Certain areas require there own circuits and have special rules:
- Laundry. The laundry room or
area requires a dedicated 20 amp circuit for the washer. This circuit
can also be used to feed other general use recepticle outlet(s) in the
laundry room, but can not feed any lights or other equipment, and can
not leave the laundry room/area.
- Bathroom. A 20 amp dedicated
circuit is required for the bathroom recepticles. This circuit is to be
used for the bathroom recepticle outlets only. It may be used to feed
the recepticle outlets in multiple bathrooms, but may not be used to
feed any lights, other equipment, or anything outside of the bathrooms.
You may have more than one dedicated bathroom recepticle circuit (for
example, one for the master bath and one for the main and powder
baths), but they all must comply with this rule.
- Kitchen. The kitchen requires
a minimum of two dedicated 20 amp circuits for general use recepticles.
All general use kitchen recepticle outlets must be fed from one of
these circuits. With the exception of the refrigerator and/or gas range
igniter, these circuits can feed no other equipment or lighting. These
circuits can be used to feed general use recepticle outlets in the
dinning room/nook, but no other areas.
- Dinning/Nook. If you are not
feeding the recepticles in the dinning/nook from the kitchen recepticle
circuits, they need to be on their own dedicated 20 amp circuit. This
circuit can feed no other lighting or equipment, and no other areas.
- Bedrooms. While not
technically required to be dedicated, the bedrooms are usually fed with
dedicated 15 amp circuits. This is done because all 120 volt outlets
(lighting and recepticles, the only exception being the smoke detector)

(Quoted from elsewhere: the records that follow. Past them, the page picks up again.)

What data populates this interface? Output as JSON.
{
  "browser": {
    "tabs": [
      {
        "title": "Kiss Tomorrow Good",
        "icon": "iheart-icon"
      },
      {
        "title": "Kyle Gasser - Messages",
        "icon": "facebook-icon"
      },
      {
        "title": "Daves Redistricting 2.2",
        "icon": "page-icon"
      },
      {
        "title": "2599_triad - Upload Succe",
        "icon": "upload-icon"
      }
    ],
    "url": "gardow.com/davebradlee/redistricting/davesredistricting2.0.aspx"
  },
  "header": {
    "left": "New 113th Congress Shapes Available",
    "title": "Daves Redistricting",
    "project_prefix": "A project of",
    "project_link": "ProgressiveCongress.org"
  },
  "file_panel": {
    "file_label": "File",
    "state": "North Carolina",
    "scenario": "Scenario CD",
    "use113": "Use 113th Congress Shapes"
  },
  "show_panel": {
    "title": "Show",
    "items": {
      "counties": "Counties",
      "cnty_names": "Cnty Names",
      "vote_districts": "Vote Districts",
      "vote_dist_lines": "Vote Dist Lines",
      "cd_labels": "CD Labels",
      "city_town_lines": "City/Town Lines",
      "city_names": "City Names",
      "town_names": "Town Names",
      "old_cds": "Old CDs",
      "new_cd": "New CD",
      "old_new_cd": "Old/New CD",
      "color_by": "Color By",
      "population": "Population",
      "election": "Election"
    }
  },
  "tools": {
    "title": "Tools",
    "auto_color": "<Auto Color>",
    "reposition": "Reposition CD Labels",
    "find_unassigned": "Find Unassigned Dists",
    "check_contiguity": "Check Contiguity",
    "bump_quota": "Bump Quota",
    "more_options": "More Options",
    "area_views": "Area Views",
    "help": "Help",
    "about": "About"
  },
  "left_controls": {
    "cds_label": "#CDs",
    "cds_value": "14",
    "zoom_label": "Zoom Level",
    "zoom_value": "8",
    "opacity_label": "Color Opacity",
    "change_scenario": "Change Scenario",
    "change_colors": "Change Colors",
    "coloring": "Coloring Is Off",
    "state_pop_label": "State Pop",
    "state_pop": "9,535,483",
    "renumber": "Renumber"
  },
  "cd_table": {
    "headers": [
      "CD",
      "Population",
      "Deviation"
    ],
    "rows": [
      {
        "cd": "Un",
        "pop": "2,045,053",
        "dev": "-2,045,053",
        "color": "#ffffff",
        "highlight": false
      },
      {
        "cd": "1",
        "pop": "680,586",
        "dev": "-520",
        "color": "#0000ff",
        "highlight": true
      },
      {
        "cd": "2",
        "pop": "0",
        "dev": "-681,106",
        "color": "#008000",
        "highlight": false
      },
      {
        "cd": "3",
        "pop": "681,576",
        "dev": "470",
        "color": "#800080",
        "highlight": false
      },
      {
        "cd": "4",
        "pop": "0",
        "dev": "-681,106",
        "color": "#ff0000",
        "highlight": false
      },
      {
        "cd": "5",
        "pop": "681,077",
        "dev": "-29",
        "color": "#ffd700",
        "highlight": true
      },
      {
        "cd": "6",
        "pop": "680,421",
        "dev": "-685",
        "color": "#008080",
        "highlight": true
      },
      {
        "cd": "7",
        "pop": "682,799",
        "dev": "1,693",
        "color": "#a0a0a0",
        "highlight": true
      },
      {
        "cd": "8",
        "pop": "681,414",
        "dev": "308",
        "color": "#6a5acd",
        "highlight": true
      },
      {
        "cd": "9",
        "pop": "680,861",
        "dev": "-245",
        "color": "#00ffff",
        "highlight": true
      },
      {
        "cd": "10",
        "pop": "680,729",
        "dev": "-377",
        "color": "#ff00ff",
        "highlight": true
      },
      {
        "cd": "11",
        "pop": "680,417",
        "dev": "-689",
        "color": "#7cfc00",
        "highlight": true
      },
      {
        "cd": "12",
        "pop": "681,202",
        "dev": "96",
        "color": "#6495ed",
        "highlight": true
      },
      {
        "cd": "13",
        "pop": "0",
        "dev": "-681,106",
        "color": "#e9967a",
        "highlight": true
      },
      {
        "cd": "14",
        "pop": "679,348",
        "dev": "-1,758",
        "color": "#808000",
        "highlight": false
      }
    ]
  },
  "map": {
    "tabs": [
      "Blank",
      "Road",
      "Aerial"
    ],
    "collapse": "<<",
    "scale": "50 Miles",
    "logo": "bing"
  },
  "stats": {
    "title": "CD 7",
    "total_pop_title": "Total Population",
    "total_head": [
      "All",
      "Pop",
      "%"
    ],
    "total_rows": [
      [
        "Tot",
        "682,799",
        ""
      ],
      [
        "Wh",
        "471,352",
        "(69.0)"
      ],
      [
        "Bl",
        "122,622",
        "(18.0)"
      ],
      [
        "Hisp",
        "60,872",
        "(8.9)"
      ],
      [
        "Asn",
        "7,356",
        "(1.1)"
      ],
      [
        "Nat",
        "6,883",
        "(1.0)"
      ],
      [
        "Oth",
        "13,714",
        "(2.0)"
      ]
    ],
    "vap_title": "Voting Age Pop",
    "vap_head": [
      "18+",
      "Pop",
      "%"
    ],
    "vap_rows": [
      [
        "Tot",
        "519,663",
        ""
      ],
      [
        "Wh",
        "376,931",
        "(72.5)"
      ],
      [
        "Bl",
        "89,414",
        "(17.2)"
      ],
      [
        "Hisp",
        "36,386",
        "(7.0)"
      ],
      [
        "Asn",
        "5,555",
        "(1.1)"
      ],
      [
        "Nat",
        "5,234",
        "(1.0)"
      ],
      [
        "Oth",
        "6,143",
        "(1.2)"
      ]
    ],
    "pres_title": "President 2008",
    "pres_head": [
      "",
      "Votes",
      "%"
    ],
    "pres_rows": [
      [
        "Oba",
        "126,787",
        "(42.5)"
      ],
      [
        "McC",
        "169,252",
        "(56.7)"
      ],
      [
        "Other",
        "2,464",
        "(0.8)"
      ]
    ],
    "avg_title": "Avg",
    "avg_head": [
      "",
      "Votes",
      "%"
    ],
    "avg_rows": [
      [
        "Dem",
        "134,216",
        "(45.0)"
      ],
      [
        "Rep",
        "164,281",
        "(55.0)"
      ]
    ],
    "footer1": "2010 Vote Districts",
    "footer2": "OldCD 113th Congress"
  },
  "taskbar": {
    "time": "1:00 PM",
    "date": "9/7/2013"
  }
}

in bedrooms must be AFCI
protected. The easiest way to do this is to use a dedicated circuit
with an AFCI circuit breaker.